Only New York, New Jersey, Illinois, Maryland, D.C., Colorado, Minnesota, Pennslyvania, and Vermont have not announced an official date for restaurant on-premise to return with some guidance expected as early as today. States are starting to defer to local counties and cities to determine if their jurisdiction is ready to reopen and Governor Hogan of Maryland and Governor Newsom of California have done just that.
Update May 8th: Additional states Alabama, Arizona, Arkansas, Idaho, Maine, Mississippi, Nevada, and South Dakota have announced reopening dates which puts the current count at 32 states that have opened doors or plan to in the near future.
Update: Since this article was published, we have included several other states including Louisiana, West Virginia, South Carolina, Missouri, Indiana, Kansas, and New Hampshire that have announced definite timelines for on-premise dining of any sort. Many states are only allowing outdoor seating as a start, and Louisiana is restricting this to not allow any kind of tableside service. Even because we list a state, it may not mean the state is fully open and several major cities including Miami and New Orleans are operating under different guidelines due to their Governors or Mayors saying the metro areas are not ready to reopen.
Mississippi was due to announce an ease of restrictions last Friday but has become one of the first states to pull back after seeing a spike in COVID-19 deaths and positive tests. Their Governor is due to provide an update today after monitoring the weekend numbers.
Restaurants in several states have opened doors for the first time to on-premise dining or plan to do so in the next coming days. The ‘rolling reopening’ started with Alaska last Friday and next was Georgia and Tennessee opening doors this past Monday. The other states opening up include Montana, Iowa, North Dakota, Oklahoma, Nebraska, and Texas. When Texas reopens this Friday, the number of potential open establishments in the country could double as the state has more restaurants than all the other states combined according to National Restaurant Association 2018 data.
Governor DeSantis of Florida has announced his state will reopen restaurants in most counties at a 25% threshold for indoor seating and six feet distance required for outdoor seating. Miami-Dade, Palm Beach, and Broward restrictions will remain in place.
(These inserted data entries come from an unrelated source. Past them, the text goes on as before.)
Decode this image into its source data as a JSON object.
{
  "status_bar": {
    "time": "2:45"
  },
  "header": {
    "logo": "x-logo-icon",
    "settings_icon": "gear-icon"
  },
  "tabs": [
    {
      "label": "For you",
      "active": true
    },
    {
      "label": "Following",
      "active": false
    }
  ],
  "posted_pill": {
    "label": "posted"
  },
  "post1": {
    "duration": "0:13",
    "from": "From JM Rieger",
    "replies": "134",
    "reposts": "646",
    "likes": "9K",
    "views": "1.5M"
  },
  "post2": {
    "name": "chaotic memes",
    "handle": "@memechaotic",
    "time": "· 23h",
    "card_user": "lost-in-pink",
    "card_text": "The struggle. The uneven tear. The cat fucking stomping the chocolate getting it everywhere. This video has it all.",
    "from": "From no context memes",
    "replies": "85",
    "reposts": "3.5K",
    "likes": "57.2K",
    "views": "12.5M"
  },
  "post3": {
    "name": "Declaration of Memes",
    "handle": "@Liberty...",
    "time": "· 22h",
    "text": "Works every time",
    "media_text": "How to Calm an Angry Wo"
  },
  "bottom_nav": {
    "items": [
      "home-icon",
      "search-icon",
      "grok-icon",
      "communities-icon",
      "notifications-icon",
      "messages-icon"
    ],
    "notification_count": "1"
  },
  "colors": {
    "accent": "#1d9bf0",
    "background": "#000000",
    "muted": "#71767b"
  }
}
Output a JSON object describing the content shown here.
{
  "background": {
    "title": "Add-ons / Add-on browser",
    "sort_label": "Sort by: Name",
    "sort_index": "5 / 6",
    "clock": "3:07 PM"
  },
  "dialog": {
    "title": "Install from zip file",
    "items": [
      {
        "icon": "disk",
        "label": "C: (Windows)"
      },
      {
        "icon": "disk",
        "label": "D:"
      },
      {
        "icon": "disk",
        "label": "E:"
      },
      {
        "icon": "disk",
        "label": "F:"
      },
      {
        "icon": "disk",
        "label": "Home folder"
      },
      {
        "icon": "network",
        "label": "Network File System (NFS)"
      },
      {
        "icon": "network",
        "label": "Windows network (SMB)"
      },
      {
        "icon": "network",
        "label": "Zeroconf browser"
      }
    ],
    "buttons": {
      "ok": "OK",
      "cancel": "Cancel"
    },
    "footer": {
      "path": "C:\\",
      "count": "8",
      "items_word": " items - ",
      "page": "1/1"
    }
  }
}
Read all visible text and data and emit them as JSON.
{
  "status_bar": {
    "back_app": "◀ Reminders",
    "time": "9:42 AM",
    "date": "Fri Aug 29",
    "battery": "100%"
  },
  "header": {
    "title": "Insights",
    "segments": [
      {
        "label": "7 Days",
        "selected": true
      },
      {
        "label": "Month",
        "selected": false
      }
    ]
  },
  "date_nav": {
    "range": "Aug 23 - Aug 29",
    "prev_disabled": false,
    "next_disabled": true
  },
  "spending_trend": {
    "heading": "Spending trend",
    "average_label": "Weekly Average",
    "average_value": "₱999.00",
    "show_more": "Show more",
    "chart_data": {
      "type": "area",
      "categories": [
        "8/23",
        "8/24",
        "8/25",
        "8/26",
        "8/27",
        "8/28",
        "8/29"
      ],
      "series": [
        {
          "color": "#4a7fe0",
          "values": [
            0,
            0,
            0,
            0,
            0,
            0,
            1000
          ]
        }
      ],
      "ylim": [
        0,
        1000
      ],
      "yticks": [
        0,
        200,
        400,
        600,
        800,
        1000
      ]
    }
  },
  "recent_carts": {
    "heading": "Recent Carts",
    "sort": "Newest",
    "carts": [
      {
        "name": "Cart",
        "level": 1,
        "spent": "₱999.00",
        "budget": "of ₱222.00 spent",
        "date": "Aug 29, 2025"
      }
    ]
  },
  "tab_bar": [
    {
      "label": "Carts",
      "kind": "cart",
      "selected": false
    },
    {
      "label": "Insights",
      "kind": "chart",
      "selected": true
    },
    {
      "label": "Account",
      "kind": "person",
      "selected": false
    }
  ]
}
We’re tracking state-by-state openings along with links to all of the states' guidance related to openings. In addition, we're including links to reopening guidelines from hospitality associations and individual corporations.
Opening Guidelines- State
Florida Reopening Guide (related info starts near the end around slide 40)
Missouri Reopening Guide (begins on page 3, PDF is not searchable)
Opening Guides- Associations and Private Companies
Staff can check out Another Round Another Rally for more specific state resources here.